So while we are on a “free” kick … I’ve been meaning to write about this essential reference for any seasoned or up in coming security pro. “Security Engineering: A Guide to Building Dependable Distributed Systems” written by Ross Anderson of the University of Cambridge and published by Wiley has been one of the “goto” references for teaching security over the past decade. Although more academic than many of the modern-day security books out there, “Security Engineering” not only covers the basics of security but also some of the intricacies of building secure systems from the ground up.
A lot of people ask me how to get started in security and I can definitely recommend checking this book out … especially now since the 2nd edition is free for all. Apparently, Ross convinced Wiley that giving out books after several years actually boosts once stagnant sales of older titles.
When I wrote the first edition, we put the chapters online free after four years and found that this boosted sales of the paper edition. People would find a useful chapter online and then buy the book to have it as a reference. Wiley and I agreed to do the same with the second edition, and now, four years after publication, I am putting all the chapters online for free. Enjoy them – and I hope you’ll buy the paper version to have as a convenient shelf reference.
(Note: As part of a campaign to bring forward some of our older posts that we feel still benefit the community, we’ve added this article to our Best Of category that will periodically get tweeted out. Please mention it to me on Twitter or contact us if there are any other posts you feel we should include in this category. This post was previously categorized under Infosec Blogs/Podcasts. [email protected]grecs)

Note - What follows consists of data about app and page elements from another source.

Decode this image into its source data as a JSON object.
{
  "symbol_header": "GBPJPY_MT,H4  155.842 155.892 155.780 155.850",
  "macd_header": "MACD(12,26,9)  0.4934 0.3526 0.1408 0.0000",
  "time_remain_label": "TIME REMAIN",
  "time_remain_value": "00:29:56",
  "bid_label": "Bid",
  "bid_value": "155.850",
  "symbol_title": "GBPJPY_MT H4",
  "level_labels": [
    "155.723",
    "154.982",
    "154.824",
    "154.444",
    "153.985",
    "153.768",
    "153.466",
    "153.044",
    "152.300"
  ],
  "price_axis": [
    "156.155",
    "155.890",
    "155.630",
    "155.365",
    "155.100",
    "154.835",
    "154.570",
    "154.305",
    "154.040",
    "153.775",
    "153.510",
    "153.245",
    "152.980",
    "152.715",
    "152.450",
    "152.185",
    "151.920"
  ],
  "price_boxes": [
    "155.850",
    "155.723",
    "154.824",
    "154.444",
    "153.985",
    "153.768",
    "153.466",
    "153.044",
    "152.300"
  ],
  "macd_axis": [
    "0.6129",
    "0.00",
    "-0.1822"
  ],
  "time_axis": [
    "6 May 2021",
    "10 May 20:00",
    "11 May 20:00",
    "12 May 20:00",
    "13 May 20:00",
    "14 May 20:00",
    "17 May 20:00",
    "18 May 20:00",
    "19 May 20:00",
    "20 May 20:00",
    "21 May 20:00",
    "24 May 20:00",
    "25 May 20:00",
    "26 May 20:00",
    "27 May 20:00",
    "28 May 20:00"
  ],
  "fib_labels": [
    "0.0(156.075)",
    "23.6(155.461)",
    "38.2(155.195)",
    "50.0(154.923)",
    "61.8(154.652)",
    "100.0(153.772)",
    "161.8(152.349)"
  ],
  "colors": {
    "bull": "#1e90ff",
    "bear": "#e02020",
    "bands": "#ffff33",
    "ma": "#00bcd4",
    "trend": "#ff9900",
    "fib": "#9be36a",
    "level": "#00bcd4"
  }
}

To get an idea about what “Security Engineering” is all about here is its table of contents.
- Table of contents
- Chapter 1: What is Security Engineering?
- Chapter 2: Usability and Psychology
- Chapter 3: Protocols
- Chapter 4: Access Control
- Chapter 5: Cryptography
- Chapter 6: Distributed Systems
- Chapter 7: Economics
- Chapter 8: Multilevel Security
- Chapter 9: Multilateral Security
- Chapter 10: Banking and Bookkeeping
- Chapter 11: Physical Protection
- Chapter 12: Monitoring and Metering
- Chapter 13: Nuclear Command and Control
- Chapter 14: Security Printing and Seals
- Chapter 15: Biometrics
- Chapter 16: Physical Tamper Resistance
- Chapter 17: Emission Security
- Chapter 18: API Security
- Chapter 19: Electronic and Information Warfare
- Chapter 20: Telecom System Security
- Chapter 21: Network Attack and Defence
- Chapter 22: Copyright and DRM
- Chapter 23: The Bleeding Edge
- Chapter 24: Terror, Justice and Freedom
- Chapter 25: Managing the Development of Secure Systems
- Chapter 26: System Evaluation and Assurance
- Chapter 27: Conclusions
And for those “professors” among us, Ross also provides a detailed breakdown of how they used the book in three courses at the University of Cambridge … complete with course material and exam questions.
Update 4/4/13 6:00 PM: There’s been some of great discussion about this book on some of the different news sites. Here’s the Hacker News thread where commenters mentioned a few places to download the entire book as one PDF. A programming subreddit posting also points out several other download resources. And of course both threads contain some great insight into “Security Engineering’s” content.
Have you used this book as part of a university class or self-study? Any thoughts? Let us know in the comments below. Today’s post pic is from the University of Cambridge. See ya!